Reproduce each record exactly, leaving out no line.

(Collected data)
-- Opening Marker --

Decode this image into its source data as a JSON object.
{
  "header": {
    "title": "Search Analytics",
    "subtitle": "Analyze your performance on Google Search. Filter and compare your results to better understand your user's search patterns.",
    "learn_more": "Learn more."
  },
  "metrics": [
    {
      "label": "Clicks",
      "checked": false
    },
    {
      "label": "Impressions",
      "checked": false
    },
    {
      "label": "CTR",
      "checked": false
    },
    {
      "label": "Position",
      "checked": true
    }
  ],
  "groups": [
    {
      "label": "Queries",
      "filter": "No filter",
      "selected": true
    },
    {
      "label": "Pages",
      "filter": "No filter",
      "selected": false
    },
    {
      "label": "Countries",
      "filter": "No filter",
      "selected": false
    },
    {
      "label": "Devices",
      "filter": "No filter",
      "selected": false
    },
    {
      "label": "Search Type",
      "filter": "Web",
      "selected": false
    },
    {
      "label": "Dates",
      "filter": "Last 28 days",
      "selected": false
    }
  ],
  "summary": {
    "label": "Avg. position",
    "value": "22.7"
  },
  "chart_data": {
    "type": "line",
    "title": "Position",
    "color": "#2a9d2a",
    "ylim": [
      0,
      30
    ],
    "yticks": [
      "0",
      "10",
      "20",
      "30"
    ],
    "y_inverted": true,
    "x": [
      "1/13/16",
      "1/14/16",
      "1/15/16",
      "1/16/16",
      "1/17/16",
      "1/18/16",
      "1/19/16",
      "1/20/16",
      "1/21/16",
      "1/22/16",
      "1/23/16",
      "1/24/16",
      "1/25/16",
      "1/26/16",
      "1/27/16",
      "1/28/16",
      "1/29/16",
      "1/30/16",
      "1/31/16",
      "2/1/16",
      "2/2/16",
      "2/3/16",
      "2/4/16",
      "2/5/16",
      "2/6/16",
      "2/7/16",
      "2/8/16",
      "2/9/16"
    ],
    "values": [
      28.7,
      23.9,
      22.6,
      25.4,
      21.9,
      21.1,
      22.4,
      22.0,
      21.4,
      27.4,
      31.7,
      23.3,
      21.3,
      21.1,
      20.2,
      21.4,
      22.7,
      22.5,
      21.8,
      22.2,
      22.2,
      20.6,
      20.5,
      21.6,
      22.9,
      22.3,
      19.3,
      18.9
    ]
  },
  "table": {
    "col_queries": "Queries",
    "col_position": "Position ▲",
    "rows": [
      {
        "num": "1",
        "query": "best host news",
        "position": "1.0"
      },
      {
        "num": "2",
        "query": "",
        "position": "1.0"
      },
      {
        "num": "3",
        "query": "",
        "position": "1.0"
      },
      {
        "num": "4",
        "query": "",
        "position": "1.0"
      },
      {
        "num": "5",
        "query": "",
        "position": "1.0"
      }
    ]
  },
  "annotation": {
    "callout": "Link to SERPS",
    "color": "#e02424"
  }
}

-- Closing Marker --

▶ **The answer**
Decode this image into its source data as a JSON object.
{
  "header": {
    "title": "Search Analytics",
    "subtitle": "Analyze your performance on Google Search. Filter and compare your results to better understand your user's search patterns.",
    "learn_more": "Learn more."
  },
  "metrics": [
    {
      "label": "Clicks",
      "checked": false
    },
    {
      "label": "Impressions",
      "checked": false
    },
    {
      "label": "CTR",
      "checked": false
    },
    {
      "label": "Position",
      "checked": true
    }
  ],
  "groups": [
    {
      "label": "Queries",
      "filter": "No filter",
      "selected": true
    },
    {
      "label": "Pages",
      "filter": "No filter",
      "selected": false
    },
    {
      "label": "Countries",
      "filter": "No filter",
      "selected": false
    },
    {
      "label": "Devices",
      "filter": "No filter",
      "selected": false
    },
    {
      "label": "Search Type",
      "filter": "Web",
      "selected": false
    },
    {
      "label": "Dates",
      "filter": "Last 28 days",
      "selected": false
    }
  ],
  "summary": {
    "label": "Avg. position",
    "value": "22.7"
  },
  "chart_data": {
    "type": "line",
    "title": "Position",
    "color": "#2a9d2a",
    "ylim": [
      0,
      30
    ],
    "yticks": [
      "0",
      "10",
      "20",
      "30"
    ],
    "y_inverted": true,
    "x": [
      "1/13/16",
      "1/14/16",
      "1/15/16",
      "1/16/16",
      "1/17/16",
      "1/18/16",
      "1/19/16",
      "1/20/16",
      "1/21/16",
      "1/22/16",
      "1/23/16",
      "1/24/16",
      "1/25/16",
      "1/26/16",
      "1/27/16",
      "1/28/16",
      "1/29/16",
      "1/30/16",
      "1/31/16",
      "2/1/16",
      "2/2/16",
      "2/3/16",
      "2/4/16",
      "2/5/16",
      "2/6/16",
      "2/7/16",
      "2/8/16",
      "2/9/16"
    ],
    "values": [
      28.7,
      23.9,
      22.6,
      25.4,
      21.9,
      21.1,
      22.4,
      22.0,
      21.4,
      27.4,
      31.7,
      23.3,
      21.3,
      21.1,
      20.2,
      21.4,
      22.7,
      22.5,
      21.8,
      22.2,
      22.2,
      20.6,
      20.5,
      21.6,
      22.9,
      22.3,
      19.3,
      18.9
    ]
  },
  "table": {
    "col_queries": "Queries",
    "col_position": "Position ▲",
    "rows": [
      {
        "num": "1",
        "query": "best host news",
        "position": "1.0"
      },
      {
        "num": "2",
        "query": "",
        "position": "1.0"
      },
      {
        "num": "3",
        "query": "",
        "position": "1.0"
      },
      {
        "num": "4",
        "query": "",
        "position": "1.0"
      },
      {
        "num": "5",
        "query": "",
        "position": "1.0"
      }
    ]
  },
  "annotation": {
    "callout": "Link to SERPS",
    "color": "#e02424"
  }
}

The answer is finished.